The news yesterday that Bankia is going to be bailed out by the Spanish government has put the stability of the Spanish banking system back at the centre of the country's ongoing crisis. In the process the government has managed to simultaneously create a certain degree of nervousness about the safety of deposits with Bankia as well as significant outrage over the proposed bailout - which could involve as much as €7000-10000 million of public funding. We don't yet know how a government which previously claimed it would use no public money to bail out the banks is going to manage the turnaround, Friday is the bad news day. The commitment on no public bailouts is now just another of those broken promises which sees virtually nothing remaining of the few concrete commitments that Mariano Rajoy made prior to the elections.
The surprising part of the announcement was that it came coupled with the removal of Rodrigo Rato as Bankia's president. Rato, at least until yesterday, was regarded by Partido Popular supporters as an economic wizard; based on him having been economy minister at the start of Spain's economic bubble. More recently he has just cashed in nicely on running the bank which holds a huge amount of devalued construction related assets and bad loans. Thanks of course to Rajoy's decision to place him as boss of Caja Madrid, Bankia's main component. Which makes it even more significant that such a powerful figure in the PP should be removed by a government of the same party. Because he was removed, it seems.

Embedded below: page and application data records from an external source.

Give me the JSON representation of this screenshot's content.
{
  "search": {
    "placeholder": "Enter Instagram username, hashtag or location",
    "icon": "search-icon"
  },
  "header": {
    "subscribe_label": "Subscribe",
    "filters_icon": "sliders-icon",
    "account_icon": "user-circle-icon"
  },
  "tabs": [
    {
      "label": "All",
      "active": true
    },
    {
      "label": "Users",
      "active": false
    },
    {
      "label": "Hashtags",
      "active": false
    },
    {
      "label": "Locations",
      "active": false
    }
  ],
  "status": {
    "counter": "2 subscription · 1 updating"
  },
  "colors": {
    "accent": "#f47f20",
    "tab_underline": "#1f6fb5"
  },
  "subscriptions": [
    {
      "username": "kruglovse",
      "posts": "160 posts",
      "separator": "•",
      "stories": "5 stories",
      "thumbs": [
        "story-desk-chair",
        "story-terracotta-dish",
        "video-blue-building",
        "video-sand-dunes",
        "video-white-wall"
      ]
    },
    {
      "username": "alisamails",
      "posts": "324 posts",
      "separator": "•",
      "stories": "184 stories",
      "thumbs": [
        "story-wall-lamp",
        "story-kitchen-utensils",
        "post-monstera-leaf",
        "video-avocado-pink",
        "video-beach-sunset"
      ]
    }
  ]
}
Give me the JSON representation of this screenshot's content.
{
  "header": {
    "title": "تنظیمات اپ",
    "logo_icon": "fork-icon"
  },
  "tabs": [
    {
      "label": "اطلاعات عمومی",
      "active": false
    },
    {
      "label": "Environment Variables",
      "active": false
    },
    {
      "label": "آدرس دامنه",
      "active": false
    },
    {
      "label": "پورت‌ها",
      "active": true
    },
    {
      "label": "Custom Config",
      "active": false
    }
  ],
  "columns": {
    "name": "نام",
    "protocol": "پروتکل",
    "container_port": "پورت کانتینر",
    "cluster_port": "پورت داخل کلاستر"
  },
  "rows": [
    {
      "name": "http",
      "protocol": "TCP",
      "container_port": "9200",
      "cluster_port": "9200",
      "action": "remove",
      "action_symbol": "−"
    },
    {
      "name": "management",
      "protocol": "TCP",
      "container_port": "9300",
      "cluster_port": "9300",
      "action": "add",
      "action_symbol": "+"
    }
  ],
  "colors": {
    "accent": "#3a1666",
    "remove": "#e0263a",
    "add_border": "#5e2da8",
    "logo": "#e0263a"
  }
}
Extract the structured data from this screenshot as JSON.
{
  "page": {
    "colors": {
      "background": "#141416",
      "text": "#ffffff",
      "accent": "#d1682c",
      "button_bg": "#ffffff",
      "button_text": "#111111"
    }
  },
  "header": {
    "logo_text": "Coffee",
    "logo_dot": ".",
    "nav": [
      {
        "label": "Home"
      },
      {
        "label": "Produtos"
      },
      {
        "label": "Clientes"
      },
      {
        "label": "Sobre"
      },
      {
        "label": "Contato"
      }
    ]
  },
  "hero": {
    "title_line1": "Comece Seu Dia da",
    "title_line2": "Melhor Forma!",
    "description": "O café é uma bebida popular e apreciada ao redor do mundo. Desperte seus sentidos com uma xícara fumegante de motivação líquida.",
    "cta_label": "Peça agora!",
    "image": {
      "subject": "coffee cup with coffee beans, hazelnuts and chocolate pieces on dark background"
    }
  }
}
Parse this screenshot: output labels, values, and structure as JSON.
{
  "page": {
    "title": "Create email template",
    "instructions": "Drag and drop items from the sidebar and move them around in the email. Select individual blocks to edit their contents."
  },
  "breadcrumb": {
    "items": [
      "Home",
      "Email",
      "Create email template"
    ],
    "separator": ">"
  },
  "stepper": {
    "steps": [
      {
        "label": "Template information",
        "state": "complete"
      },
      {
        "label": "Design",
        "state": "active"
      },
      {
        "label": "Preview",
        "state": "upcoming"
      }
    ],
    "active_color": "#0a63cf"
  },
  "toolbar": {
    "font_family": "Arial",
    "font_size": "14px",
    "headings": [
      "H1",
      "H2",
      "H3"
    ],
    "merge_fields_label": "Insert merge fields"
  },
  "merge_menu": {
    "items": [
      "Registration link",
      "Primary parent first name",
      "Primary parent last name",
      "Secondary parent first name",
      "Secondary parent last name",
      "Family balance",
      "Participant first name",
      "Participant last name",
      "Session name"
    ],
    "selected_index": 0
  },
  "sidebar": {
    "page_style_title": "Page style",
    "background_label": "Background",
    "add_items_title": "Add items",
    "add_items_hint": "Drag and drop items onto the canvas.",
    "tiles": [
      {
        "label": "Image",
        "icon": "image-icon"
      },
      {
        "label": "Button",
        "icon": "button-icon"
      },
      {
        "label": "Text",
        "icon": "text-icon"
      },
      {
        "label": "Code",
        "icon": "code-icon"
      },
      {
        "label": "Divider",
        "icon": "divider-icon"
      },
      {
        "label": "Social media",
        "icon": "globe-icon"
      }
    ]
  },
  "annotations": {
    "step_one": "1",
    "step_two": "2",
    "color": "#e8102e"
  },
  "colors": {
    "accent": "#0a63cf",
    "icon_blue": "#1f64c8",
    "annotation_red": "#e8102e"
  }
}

The situation is made even more ironic by the fact that the move against Rato was spurred by a critical report from the IMF, Rato having been director general of that body until he walked away from that job before the shit hit the fan.
The whole Bankia situation stinks, and exposes in the process some of the false narratives that are used to justify the less well off sectors of Spanish society paying the brunt of the economic crisis. We were told that the fusion of the regional savings banks (the cajas) and their conversion into banks was a necessary step to clean up the mess left by the end of the construction boom. The cajas were bad because they are not run by professionals, was the story. Some story, because Bankia is now a bank resulting from this fusion process and all that has been created is an even bigger and more expensive monster. By the way, if things get really bad then don't expect the fund supposedly guaranteeing deposits to help account holders. That money has already been systematically ransacked to pay for a series of pointless fusions.
What makes things worse is that Bankia has already received significant public funding, in addition to what would turn out to be very expensive state guarantees if the bank were to go under. Funny, isn't it, that when we are told no money is available for public services the situation changes so quickly when it's the financial sector that comes calling? Especially when we were repeatedly assured that the problems were being solved. Don't go asking about the regulatory role of the central bank. Spain's Banco de España has been largely absent as banks and cajas have struggled to survive. Largely because the governor of this institution, Spain's highest paid funcionario Miguel Ángel Fernández Ordóñez, has been far too busy in recent years lecturing ordinary Spaniards on how well they have been living and why they need a good labour market reform to sort that problem out.
But at least we don't need to feel too sorry for Rato, he usually manages to land on his feet. It seems fairly likely that the economic terms of his departure will not be those set in the latest labour market reform for getting rid of employees. It was his economic model that failed and led the country into this crisis, the structure of the banks makes little difference to the outcome when the dependency of the whole sector has been on building ever greater numbers of houses year after year based on the assumption of endless credit. Bankia is still stuffed full of PP appointees and the solution adopted to allow them to continue in their comfortable positions is unlikely to be favourable to public finances. In this situation it is Rato that has been left, perhaps to Rajoy's satisfaction, looking like a greedy banker.